### THE TASK:
Below are the records; copy every line in them that holds the string "title".
PROVIDED MATERIAL START
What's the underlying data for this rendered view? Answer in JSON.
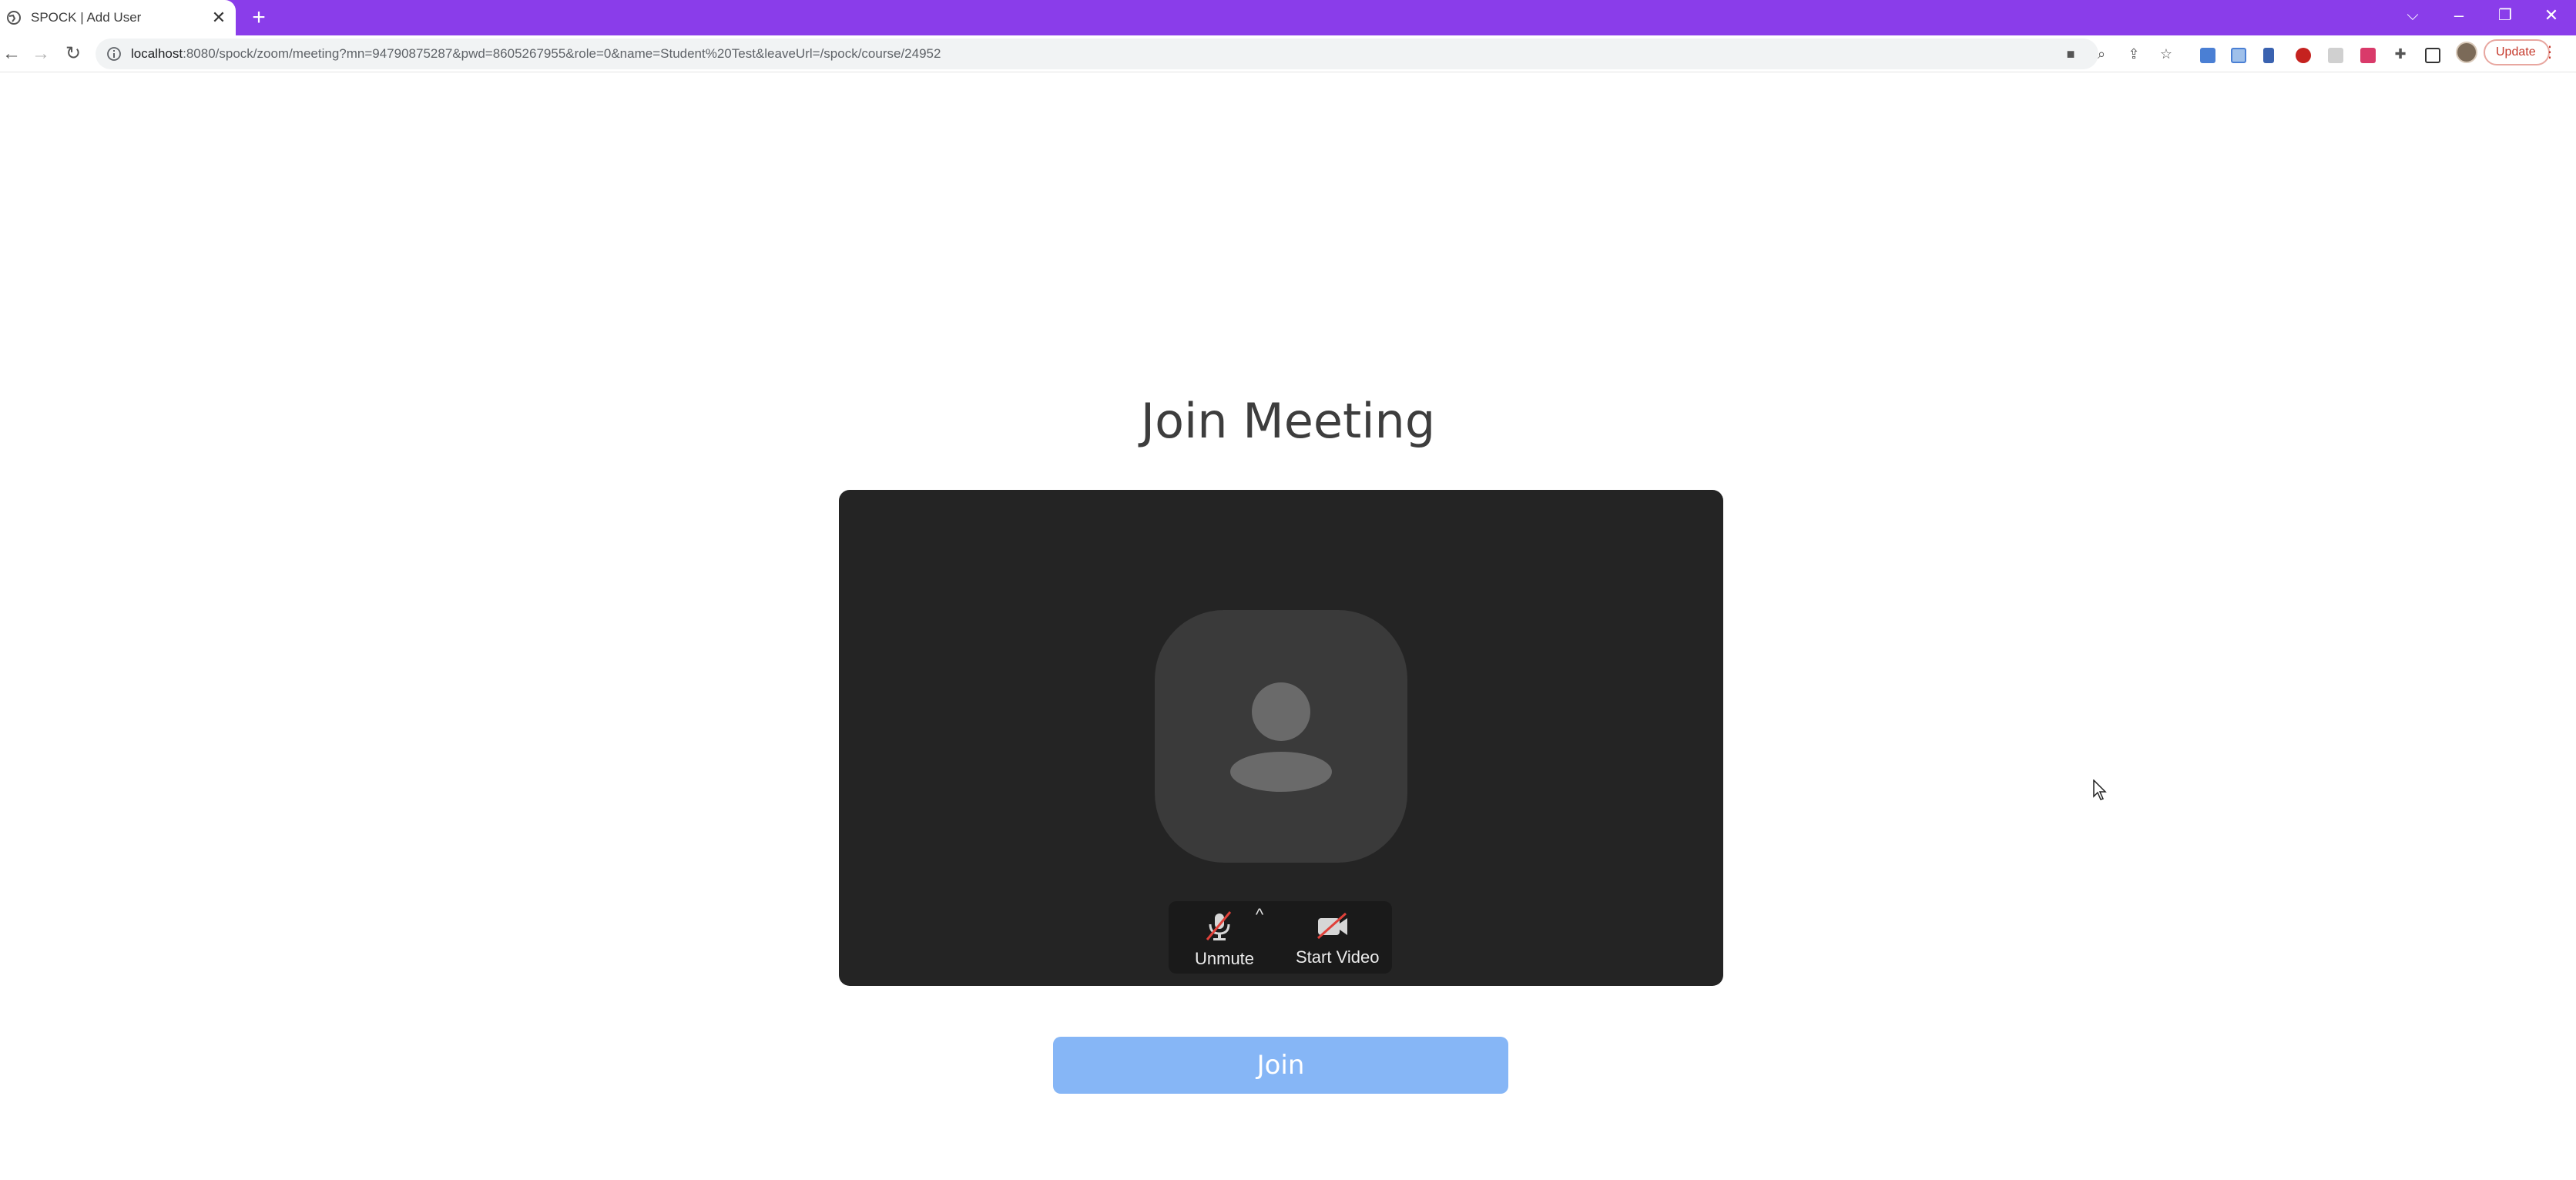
{
  "browser": {
    "tab": {
      "title": "SPOCK | Add User",
      "close_glyph": "✕",
      "favicon": "globe-icon"
    },
    "new_tab_glyph": "+",
    "window_controls": {
      "dropdown": "⌵",
      "minimize": "–",
      "restore": "❐",
      "close": "✕"
    },
    "address": {
      "host": "localhost",
      "rest": ":8080/spock/zoom/meeting?mn=94790875287&pwd=8605267955&role=0&name=Student%20Test&leaveUrl=/spock/course/24952"
    },
    "update_label": "Update",
    "accent_color": "#8a3dea"
  },
  "page": {
    "title": "Join Meeting",
    "preview": {
      "unmute_label": "Unmute",
      "start_video_label": "Start Video",
      "caret": "^"
    },
    "join_label": "Join",
    "join_color": "#86b6f6"
  }
}
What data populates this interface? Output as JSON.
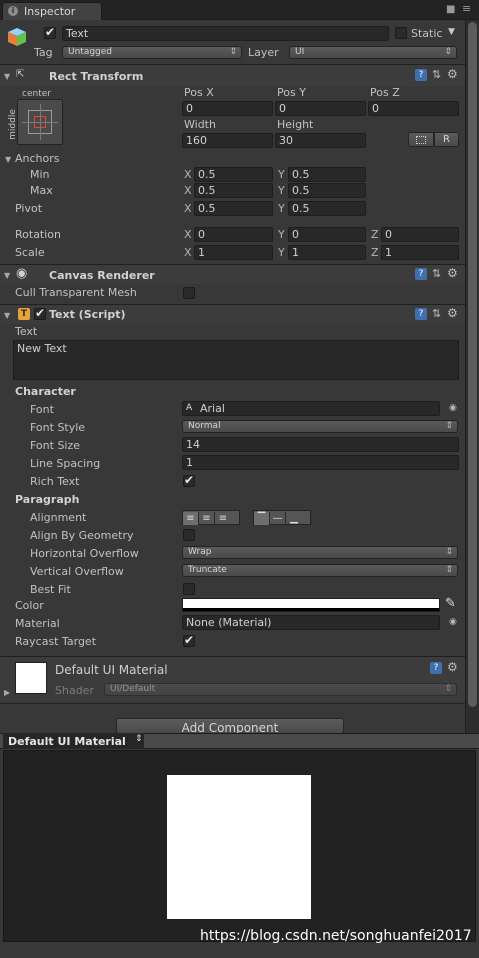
{
  "tab": {
    "title": "Inspector"
  },
  "object": {
    "name": "Text",
    "static_label": "Static",
    "tag_label": "Tag",
    "tag_value": "Untagged",
    "layer_label": "Layer",
    "layer_value": "UI"
  },
  "rect_transform": {
    "title": "Rect Transform",
    "anchor_h": "center",
    "anchor_v": "middle",
    "col_pos_x": "Pos X",
    "col_pos_y": "Pos Y",
    "col_pos_z": "Pos Z",
    "pos_x": "0",
    "pos_y": "0",
    "pos_z": "0",
    "col_width": "Width",
    "col_height": "Height",
    "width": "160",
    "height": "30",
    "r_button": "R",
    "anchors_label": "Anchors",
    "min_label": "Min",
    "max_label": "Max",
    "min_x": "0.5",
    "min_y": "0.5",
    "max_x": "0.5",
    "max_y": "0.5",
    "pivot_label": "Pivot",
    "pivot_x": "0.5",
    "pivot_y": "0.5",
    "rotation_label": "Rotation",
    "rot_x": "0",
    "rot_y": "0",
    "rot_z": "0",
    "scale_label": "Scale",
    "scale_x": "1",
    "scale_y": "1",
    "scale_z": "1",
    "axis_x": "X",
    "axis_y": "Y",
    "axis_z": "Z"
  },
  "canvas_renderer": {
    "title": "Canvas Renderer",
    "cull_label": "Cull Transparent Mesh"
  },
  "text_script": {
    "title": "Text (Script)",
    "text_label": "Text",
    "text_value": "New Text",
    "character_header": "Character",
    "font_label": "Font",
    "font_value": "Arial",
    "font_style_label": "Font Style",
    "font_style_value": "Normal",
    "font_size_label": "Font Size",
    "font_size_value": "14",
    "line_spacing_label": "Line Spacing",
    "line_spacing_value": "1",
    "rich_text_label": "Rich Text",
    "paragraph_header": "Paragraph",
    "alignment_label": "Alignment",
    "align_geometry_label": "Align By Geometry",
    "h_overflow_label": "Horizontal Overflow",
    "h_overflow_value": "Wrap",
    "v_overflow_label": "Vertical Overflow",
    "v_overflow_value": "Truncate",
    "best_fit_label": "Best Fit",
    "color_label": "Color",
    "color_value": "#ffffff",
    "material_label": "Material",
    "material_value": "None (Material)",
    "raycast_label": "Raycast Target"
  },
  "material": {
    "name": "Default UI Material",
    "shader_label": "Shader",
    "shader_value": "UI/Default"
  },
  "add_component": "Add Component",
  "preview": {
    "title": "Default UI Material",
    "watermark": "https://blog.csdn.net/songhuanfei2017"
  },
  "colors": {
    "panel": "#383838",
    "field": "#282828",
    "header": "#3c3c3c",
    "preview_bg": "#222222"
  }
}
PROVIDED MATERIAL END
### WRITTEN SOLUTION:
      "title": "SPOCK | Add User",
    "title": "Join Meeting",
    "title": "Inspector"
    "title": "Rect Transform",
    "title": "Canvas Renderer",
    "title": "Text (Script)",
    "title": "Default UI Material",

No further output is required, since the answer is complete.